This week on our weekly showcase of The Dachis Group’s Social Business Index we’ve focused on cars, cars, cars…and Barbie. 

The Dachis Group has analyzed three well-known brands – Chrysler, Renault and Mattel – to see why they are faring better in the social space this week.

We’ll also take a glimpse at the top twenty brands on the Social Business Index, a real-time ranking of more than 30,000 global brands based on their performance in the social space, to see how the biggest brands in social are faring.

Analyzed by Joe Pinaire, Strategy Associate

Chrysler’s Dodge and Jeep divisions earned high levels of engagement from their Facebook fans this past week. Examining the Facebook pages of each division, one will quickly notice a plethora of bright and bold photos of unique cars. 

Both brands featured event photos from the 2012 SEMA (Specialty Equipment Market Association) Show, providing Facebook fans with a behind the scenes look at the exclusive show. Dodge even produced a livestream of the SEMA event to keep fanatics in-tune in real time.  In total on Facebook, Dodge earned almost 71,000 social engagements across six photos, while Jeep received about 28,000 engagements across three photo albums.  

Content is a brand’s primary social currency and those who understand this will reap the fruits of their labor just as Dodge and Jeep did during the 2012 SEMA Show.

Analyzed by Ahmed Khamash

Recently, Renault has made great use of event photography and video to capture the essence of their brand events and auto shows, bringing them directly into the social feeds of their fans. 

The Renault Brazil Facebook page featured an extensive set of images from the recent Sao Paulo International Auto Show. Similarly, the Renault Turkey page gave fans a look at new and concept models that were showcased at the Istanbul Auto Show. On the Renault India page, the brand featured images from a recent sponsorship event at an F1 race in Jaipur, Spirit of F1. 

This array of event photography and content spurred a large amount of engagement from auto-enthusiasts and Renault fans, and was the key driver for Renault’s climb in the rankings.

Analyzed by Joe Pinaire, Strategy Associate

Mattel’s lift in social media this week was primarily driven by the YouTube and Facebook pages of the brand’s most popular fashion doll, Barbie.  Most notably, they’re using their Facebook page to promote a Barbie-based YouTube series: Life in the Dreamhouse

This week, the release of a new episode entitled The Shrinkenator caused quite a stir among their fans and it’s obvious the brand knows these webisodes are a winner: they’ve pinned the video promo post at the top of their wall so that it’s the first piece of content fans see when they arrive on the page. 

And the proof is in the pudding as the post has received almost 10,000 Facebook engagements since its publishing.

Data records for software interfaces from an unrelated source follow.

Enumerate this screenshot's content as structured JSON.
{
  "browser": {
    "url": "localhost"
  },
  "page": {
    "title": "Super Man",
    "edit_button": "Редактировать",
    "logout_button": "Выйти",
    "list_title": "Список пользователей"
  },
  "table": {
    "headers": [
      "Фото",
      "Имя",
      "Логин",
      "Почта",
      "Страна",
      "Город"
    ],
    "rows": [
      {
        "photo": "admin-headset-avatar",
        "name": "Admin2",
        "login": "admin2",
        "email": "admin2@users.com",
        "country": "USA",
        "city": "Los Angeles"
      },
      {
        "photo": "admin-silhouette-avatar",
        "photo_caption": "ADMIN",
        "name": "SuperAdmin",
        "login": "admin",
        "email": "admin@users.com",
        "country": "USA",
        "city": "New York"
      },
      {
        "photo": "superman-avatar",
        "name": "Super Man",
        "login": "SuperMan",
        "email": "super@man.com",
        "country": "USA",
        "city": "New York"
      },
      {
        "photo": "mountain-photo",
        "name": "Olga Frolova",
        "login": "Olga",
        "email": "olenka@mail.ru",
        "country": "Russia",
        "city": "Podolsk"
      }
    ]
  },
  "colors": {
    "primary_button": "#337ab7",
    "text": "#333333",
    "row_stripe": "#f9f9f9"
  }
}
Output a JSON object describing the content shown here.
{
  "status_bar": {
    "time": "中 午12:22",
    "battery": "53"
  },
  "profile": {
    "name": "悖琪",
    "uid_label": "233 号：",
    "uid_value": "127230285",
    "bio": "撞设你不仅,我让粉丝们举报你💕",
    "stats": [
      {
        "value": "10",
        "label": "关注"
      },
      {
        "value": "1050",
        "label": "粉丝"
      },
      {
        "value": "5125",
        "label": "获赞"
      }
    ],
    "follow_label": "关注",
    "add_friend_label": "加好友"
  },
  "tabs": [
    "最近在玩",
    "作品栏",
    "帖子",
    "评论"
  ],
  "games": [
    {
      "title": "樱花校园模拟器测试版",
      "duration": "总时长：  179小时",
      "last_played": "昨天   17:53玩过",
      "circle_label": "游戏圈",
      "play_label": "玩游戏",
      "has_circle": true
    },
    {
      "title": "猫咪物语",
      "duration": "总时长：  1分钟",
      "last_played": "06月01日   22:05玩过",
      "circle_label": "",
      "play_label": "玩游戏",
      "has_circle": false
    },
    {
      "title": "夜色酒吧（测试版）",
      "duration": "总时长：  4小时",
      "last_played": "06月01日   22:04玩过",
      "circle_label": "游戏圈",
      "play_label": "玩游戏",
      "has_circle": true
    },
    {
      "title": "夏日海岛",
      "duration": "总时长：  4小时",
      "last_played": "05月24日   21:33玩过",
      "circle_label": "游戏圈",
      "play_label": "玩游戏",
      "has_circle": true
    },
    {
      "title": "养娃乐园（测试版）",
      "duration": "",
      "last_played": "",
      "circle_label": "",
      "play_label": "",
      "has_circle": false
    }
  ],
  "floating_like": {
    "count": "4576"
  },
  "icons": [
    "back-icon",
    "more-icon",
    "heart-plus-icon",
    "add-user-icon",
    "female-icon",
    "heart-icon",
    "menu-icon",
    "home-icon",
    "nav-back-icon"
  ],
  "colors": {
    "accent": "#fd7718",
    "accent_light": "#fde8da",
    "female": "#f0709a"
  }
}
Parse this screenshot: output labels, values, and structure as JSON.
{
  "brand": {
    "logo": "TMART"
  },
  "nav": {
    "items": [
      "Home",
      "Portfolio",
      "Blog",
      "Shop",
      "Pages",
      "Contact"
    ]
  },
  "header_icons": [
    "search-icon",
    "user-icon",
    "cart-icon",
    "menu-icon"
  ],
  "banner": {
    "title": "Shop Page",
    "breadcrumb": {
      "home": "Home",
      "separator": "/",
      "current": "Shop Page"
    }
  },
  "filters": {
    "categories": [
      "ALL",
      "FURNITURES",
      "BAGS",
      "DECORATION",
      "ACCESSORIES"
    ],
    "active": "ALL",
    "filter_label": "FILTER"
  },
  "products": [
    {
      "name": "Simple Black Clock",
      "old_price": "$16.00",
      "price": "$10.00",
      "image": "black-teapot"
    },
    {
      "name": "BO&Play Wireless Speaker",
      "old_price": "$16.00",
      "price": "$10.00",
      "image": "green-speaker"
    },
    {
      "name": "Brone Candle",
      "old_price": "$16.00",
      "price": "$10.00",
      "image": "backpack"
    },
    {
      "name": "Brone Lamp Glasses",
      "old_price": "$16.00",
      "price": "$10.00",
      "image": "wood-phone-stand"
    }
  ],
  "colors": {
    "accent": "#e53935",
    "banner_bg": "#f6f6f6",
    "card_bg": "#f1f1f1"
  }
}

What’s more, they’re using a shortened link to measure traffic from their Facebook page to the YouTube video and we’re quite certain that more people are clicking on the link than taking a social action on the post–the video has around 140,000 views. 

It should be noted that link clicks are crucial in posts like this one, as they’re driving users to the brand’s desired endpoint: the video content. 

As such, social marketers should always consider the volume of link clicks when determining whether a piece of content is successful. Just because fans don’t necessarily take a “social” action doesn’t mean people aren’t engaging with your content.

Editors note: The Social Business Index, a free ranking compiled by The Dachis Group, is based on the analysis of conversations on Twitter, Facebook, YouTube, and other social platforms. The index is based on the execution and effectiveness of businesses at driving outcomes such as brand awareness, content sharing, and advocacy.